Records from a dataset:

....

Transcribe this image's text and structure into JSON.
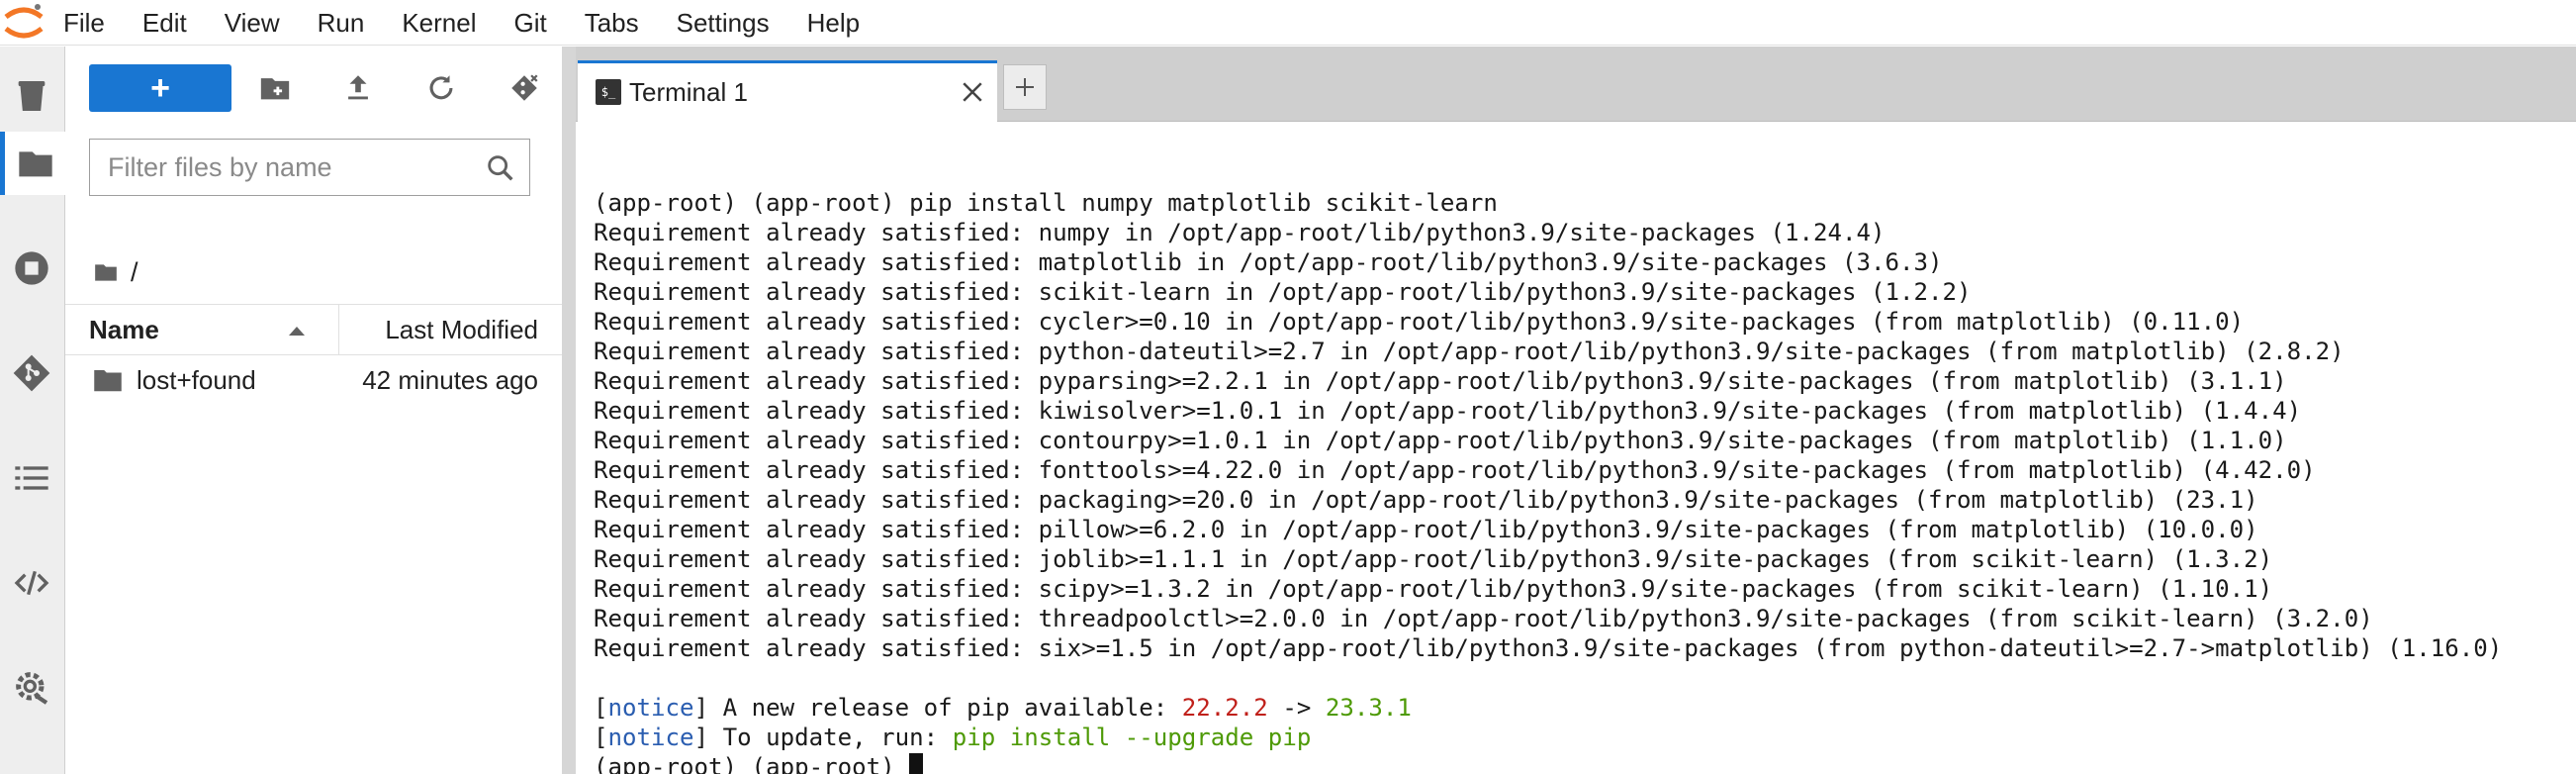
{
  "menubar": {
    "items": [
      "File",
      "Edit",
      "View",
      "Run",
      "Kernel",
      "Git",
      "Tabs",
      "Settings",
      "Help"
    ]
  },
  "activity_bar": {
    "icons": [
      "trash-icon",
      "folder-icon",
      "running-icon",
      "git-icon",
      "list-icon",
      "code-icon",
      "settings-icon"
    ],
    "accent": "#1976d2"
  },
  "file_browser": {
    "new_button_label": "+",
    "filter_placeholder": "Filter files by name",
    "breadcrumb": "/",
    "columns": {
      "name": "Name",
      "modified": "Last Modified"
    },
    "files": [
      {
        "name": "lost+found",
        "modified": "42 minutes ago",
        "type": "folder"
      }
    ]
  },
  "tabs": [
    {
      "label": "Terminal 1",
      "icon_text": "$_"
    }
  ],
  "terminal": {
    "lines": [
      "(app-root) (app-root) pip install numpy matplotlib scikit-learn",
      "Requirement already satisfied: numpy in /opt/app-root/lib/python3.9/site-packages (1.24.4)",
      "Requirement already satisfied: matplotlib in /opt/app-root/lib/python3.9/site-packages (3.6.3)",
      "Requirement already satisfied: scikit-learn in /opt/app-root/lib/python3.9/site-packages (1.2.2)",
      "Requirement already satisfied: cycler>=0.10 in /opt/app-root/lib/python3.9/site-packages (from matplotlib) (0.11.0)",
      "Requirement already satisfied: python-dateutil>=2.7 in /opt/app-root/lib/python3.9/site-packages (from matplotlib) (2.8.2)",
      "Requirement already satisfied: pyparsing>=2.2.1 in /opt/app-root/lib/python3.9/site-packages (from matplotlib) (3.1.1)",
      "Requirement already satisfied: kiwisolver>=1.0.1 in /opt/app-root/lib/python3.9/site-packages (from matplotlib) (1.4.4)",
      "Requirement already satisfied: contourpy>=1.0.1 in /opt/app-root/lib/python3.9/site-packages (from matplotlib) (1.1.0)",
      "Requirement already satisfied: fonttools>=4.22.0 in /opt/app-root/lib/python3.9/site-packages (from matplotlib) (4.42.0)",
      "Requirement already satisfied: packaging>=20.0 in /opt/app-root/lib/python3.9/site-packages (from matplotlib) (23.1)",
      "Requirement already satisfied: pillow>=6.2.0 in /opt/app-root/lib/python3.9/site-packages (from matplotlib) (10.0.0)",
      "Requirement already satisfied: joblib>=1.1.1 in /opt/app-root/lib/python3.9/site-packages (from scikit-learn) (1.3.2)",
      "Requirement already satisfied: scipy>=1.3.2 in /opt/app-root/lib/python3.9/site-packages (from scikit-learn) (1.10.1)",
      "Requirement already satisfied: threadpoolctl>=2.0.0 in /opt/app-root/lib/python3.9/site-packages (from scikit-learn) (3.2.0)",
      "Requirement already satisfied: six>=1.5 in /opt/app-root/lib/python3.9/site-packages (from python-dateutil>=2.7->matplotlib) (1.16.0)",
      ""
    ],
    "notice1": {
      "tag": "notice",
      "text": " A new release of pip available: ",
      "old": "22.2.2",
      "arrow": " -> ",
      "new": "23.3.1"
    },
    "notice2": {
      "tag": "notice",
      "text": " To update, run: ",
      "cmd": "pip install --upgrade pip"
    },
    "prompt": "(app-root) (app-root) "
  }
}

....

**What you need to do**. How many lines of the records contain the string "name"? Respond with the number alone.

**Final answer**. 3